The fifth transcultural study trip as part of the Transcultural Student Research Group 2021 has come to an end. Behind the research group stands an annually recurring project initiated and carried out by the Leadership Excellence Institute Zeppelin | LEIZ. This year, the participants went on the trail of the New Silk Road Initiative in Poland and Duisburg - true to the topic of the study: "The Impacts of the Belt and Road Initiative on Europe: The Case of Poland and Germany". The study trip was organised in cooperation with the Boym Institute, led by LEIZ researcher Jessica Geraldo Schwengber, and funded by Rolls-Royce Power Systems AG and the Baden-Württemberg Ministry of Science, Research and the Arts (MWK).
The research group, which consists of seven Polish students on the one hand and seven German students from Zeppelin University on the other, is divided into six Polish-German subgroups. Each subgroup examines the impact of the Belt and Road Initiative on Europe from different disciplinary perspectives. For example, the student researchers shed light on the economic, geopolitical and legal consequences of the large-scale Chinese project and ask how the New Silk Road Initiative affects civil society and gender equality.

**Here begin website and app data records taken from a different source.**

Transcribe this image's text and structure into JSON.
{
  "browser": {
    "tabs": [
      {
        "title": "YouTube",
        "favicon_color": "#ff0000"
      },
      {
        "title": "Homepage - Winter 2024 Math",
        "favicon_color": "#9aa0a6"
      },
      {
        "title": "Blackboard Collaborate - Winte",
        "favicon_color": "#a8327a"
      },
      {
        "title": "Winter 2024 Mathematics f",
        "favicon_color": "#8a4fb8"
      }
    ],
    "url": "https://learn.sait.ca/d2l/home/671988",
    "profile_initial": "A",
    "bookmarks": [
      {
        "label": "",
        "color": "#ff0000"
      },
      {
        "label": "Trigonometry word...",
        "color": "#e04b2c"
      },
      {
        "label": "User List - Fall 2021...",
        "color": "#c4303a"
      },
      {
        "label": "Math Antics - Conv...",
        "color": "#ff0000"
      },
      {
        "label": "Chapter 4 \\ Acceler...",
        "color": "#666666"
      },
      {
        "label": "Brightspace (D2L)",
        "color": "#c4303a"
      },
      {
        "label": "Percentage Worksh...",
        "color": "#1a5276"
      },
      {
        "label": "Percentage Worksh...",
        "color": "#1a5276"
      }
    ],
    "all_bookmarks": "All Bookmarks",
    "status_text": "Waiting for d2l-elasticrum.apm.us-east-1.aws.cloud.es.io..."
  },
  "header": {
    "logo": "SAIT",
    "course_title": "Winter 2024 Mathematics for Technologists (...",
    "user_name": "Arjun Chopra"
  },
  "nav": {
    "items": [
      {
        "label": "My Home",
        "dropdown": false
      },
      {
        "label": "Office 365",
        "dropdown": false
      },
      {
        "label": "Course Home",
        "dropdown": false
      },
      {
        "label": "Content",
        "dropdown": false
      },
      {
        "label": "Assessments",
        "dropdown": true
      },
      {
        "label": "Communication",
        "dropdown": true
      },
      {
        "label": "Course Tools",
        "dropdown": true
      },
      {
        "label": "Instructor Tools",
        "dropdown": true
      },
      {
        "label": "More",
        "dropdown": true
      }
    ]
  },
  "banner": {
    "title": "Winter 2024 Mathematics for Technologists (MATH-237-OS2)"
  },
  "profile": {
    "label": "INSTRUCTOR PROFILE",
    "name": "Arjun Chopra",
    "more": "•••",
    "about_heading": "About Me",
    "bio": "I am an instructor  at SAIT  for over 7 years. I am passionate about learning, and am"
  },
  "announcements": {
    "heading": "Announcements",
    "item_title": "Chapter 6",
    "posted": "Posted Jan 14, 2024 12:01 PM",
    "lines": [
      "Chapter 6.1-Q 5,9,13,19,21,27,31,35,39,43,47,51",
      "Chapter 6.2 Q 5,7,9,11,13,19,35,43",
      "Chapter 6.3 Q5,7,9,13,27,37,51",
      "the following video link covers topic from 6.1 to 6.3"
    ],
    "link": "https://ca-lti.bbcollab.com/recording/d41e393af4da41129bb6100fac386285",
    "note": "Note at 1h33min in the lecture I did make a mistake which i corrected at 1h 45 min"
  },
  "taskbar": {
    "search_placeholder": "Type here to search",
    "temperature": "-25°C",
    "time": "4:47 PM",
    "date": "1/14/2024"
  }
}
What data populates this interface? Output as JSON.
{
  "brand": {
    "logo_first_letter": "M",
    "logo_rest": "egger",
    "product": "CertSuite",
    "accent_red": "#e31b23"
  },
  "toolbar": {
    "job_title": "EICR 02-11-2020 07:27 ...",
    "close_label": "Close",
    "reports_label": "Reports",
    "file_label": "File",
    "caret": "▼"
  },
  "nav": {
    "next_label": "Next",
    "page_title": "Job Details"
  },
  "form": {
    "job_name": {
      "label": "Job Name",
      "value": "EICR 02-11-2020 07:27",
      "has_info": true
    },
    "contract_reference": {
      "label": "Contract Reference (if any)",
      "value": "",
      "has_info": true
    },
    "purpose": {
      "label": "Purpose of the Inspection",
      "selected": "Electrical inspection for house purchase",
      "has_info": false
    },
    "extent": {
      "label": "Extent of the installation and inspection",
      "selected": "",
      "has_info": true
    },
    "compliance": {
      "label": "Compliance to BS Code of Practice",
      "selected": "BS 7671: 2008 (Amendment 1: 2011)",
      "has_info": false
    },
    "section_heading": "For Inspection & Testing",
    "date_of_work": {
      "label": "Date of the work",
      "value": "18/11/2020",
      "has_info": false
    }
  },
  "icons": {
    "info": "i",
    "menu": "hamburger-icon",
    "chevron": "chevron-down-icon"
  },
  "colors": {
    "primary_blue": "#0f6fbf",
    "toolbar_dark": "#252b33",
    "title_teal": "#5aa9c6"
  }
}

In line with the diversity of the topics covered, the activities of the research group during the study tour were also very different. In Poland, the programme included a tour of the port of Gdansk, a visit to the European Centre of Solidarność, and excursions to Huawei in Warsaw and the Marshal's Office of the Łódź Voivodeship. The young researchers also took part in two workshops: one at the University of Warsaw with various experts and one at the University of Łódź with political scientist Professor Dr Tomasz Kaminski. The workshops focused, among other things, on the fairly recent phenomenon of paradiplomacy, i.e. the increasing efforts of European regions to develop their own diplomacy and establish direct relations with China.
In the second part of the research trip, they went to Duisburg to analyse the effects of the New Silk Road initiative from Germany's perspective. There, the research group visited the Confucius Institute Metropolis Ruhr, where the students exchanged ideas with the senior professor for Chinese politics and society at the University of Duisburg-Essen Professor Dr Thomas Heberer and representatives of the China Business Network Duisburg (CBND). The next day, the participants discussed their research topics at Duisburg City Hall with a representative of the transport company DIT Duisburg Intermodal Terminal GmbH, with representatives of Chinese companies based in Duisburg, as well as with the municipal China representative Markus Teuber, the head of the China department Johannes Grünhage and the mayor Sören Link.
Sufficient attention was also paid to the cultural aspect of the Belt and Road Initiative. On the second day in Duisburg, the research group visited the Museum of Culture and Urban History, and on the third day, Bernard Langerock's exhibition on workers' settlements in Oberhausen along the Silk Roads in Poland, Germany and China at the LVR industrial museum St. Antony-Hütte in Oberhausen.
By working with peers from another country and culture and meeting experts from different disciplines, the research group gained insights in theoretical and practical terms and were given the opportunity to work in an international context and experience a concrete transcultural experience for themselves.